Substance use disorders have a profound impact on human health and wellbeing. The development of new treatments for these disorders has remained difficult due to the complexity of the neural circuits and the underlying genetic mechanisms. Recent genome-wide association studies have begun to identify a few of loci associated with the predisposition to addiction, with many more loci are implicated with lower confidence. The majority of the genetic variants associated with complex brain disorders, including substance use, are likely to be located in non-coding regulatory regions, particularly enhancers, and not within protein-coding genes. Despite the importance of enhancer regions in the brain, the computational and experimental tools to study their function are still in their infancy. To work towards deciphering this critical biological mechanism underlying substance use disorders, we seek to build a framework to study the function of both human and mouse brain enhancer regions in vivo. First, we will analyze publically available genetic and epigenetic data sets to identify human genetic variation at enhancers regions that is likely to influence substance use predisposition. Next, we will measure the impact of that genetic variation using a high-throughput reporter assay, which has the ability to simultaneously test the activity of thousands of enhancers across the mouse brain in vivo under different conditions. Finally, we will validate those predictions using CRISPR interference on conserved orthologous enhancers in the mouse. In an initial test case, we will apply our methods to interpret a genome-wide association study of smoking behavior using cell type-specific human epigenomics. The key candidates that result from the computational analysis will be screened and validated in a mouse model of nicotine exposure. The result of our research effort will be a map that links high-confidence and low-confidence substance use-associated genetic variation to neural enhancer function. Furthermore, the flexible computational and experimental framework has the potential to study any combination of candidate enhancers and genetic variants in the context of different brain regions, different cell types, and different animal models.
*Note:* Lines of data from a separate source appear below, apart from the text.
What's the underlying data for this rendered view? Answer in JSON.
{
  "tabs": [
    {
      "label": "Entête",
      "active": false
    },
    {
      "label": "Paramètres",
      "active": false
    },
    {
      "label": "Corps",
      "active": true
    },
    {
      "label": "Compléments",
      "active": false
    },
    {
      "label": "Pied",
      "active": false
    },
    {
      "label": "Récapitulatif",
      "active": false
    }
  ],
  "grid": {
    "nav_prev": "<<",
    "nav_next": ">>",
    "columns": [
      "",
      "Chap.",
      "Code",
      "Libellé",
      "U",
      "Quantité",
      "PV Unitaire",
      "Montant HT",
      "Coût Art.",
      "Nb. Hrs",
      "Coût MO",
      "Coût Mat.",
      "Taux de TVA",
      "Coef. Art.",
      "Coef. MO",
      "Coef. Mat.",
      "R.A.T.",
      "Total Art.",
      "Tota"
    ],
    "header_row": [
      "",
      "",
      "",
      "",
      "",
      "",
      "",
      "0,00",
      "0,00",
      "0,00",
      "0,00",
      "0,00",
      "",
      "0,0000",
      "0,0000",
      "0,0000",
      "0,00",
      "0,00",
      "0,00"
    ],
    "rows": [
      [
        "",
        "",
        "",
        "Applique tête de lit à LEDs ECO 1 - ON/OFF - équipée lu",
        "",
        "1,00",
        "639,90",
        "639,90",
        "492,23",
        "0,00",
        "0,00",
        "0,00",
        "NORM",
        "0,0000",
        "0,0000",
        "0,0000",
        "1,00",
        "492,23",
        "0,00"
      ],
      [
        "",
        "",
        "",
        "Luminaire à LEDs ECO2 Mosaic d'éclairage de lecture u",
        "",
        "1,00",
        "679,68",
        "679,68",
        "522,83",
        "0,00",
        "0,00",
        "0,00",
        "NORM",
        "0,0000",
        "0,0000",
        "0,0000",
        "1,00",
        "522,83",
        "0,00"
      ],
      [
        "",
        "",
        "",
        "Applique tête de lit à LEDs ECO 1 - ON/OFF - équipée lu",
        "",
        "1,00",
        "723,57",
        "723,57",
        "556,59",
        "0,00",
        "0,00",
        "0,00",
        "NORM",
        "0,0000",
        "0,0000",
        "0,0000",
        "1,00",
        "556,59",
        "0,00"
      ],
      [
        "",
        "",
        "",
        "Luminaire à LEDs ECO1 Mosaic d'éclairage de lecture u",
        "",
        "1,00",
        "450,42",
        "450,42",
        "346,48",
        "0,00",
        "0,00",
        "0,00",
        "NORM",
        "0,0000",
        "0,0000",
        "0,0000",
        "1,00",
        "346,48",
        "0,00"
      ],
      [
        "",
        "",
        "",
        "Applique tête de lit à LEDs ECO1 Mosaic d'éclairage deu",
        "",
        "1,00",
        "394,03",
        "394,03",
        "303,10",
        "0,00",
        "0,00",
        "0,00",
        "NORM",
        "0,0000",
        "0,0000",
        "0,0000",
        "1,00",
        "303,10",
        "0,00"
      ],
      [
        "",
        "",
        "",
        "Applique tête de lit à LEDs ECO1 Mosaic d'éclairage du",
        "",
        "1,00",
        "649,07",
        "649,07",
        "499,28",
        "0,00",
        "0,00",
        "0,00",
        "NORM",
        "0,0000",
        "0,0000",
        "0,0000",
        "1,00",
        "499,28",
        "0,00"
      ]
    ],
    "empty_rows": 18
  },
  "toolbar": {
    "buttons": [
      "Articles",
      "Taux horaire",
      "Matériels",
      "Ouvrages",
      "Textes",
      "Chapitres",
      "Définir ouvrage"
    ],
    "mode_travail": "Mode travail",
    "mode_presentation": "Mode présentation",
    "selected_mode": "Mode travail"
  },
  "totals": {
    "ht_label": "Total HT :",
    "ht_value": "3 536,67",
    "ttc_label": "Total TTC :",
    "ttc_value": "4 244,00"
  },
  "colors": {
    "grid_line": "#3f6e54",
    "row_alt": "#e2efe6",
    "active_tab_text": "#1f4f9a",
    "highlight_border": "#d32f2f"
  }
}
This project aims to facilitate the development of treatments for substance use disorders by using a combination of genetics, epigenetics, and genomics to identify the underlying molecular mechanisms. By building an understanding of how genetic variation impacts the predisposition to substance use, we can begin to identify which genes and pathways could be potential drug targets. Longer term, these genomic tools will aid researchers in interpreting regions of the genome that emerge as candidates from a growing set of genome- wide association studies.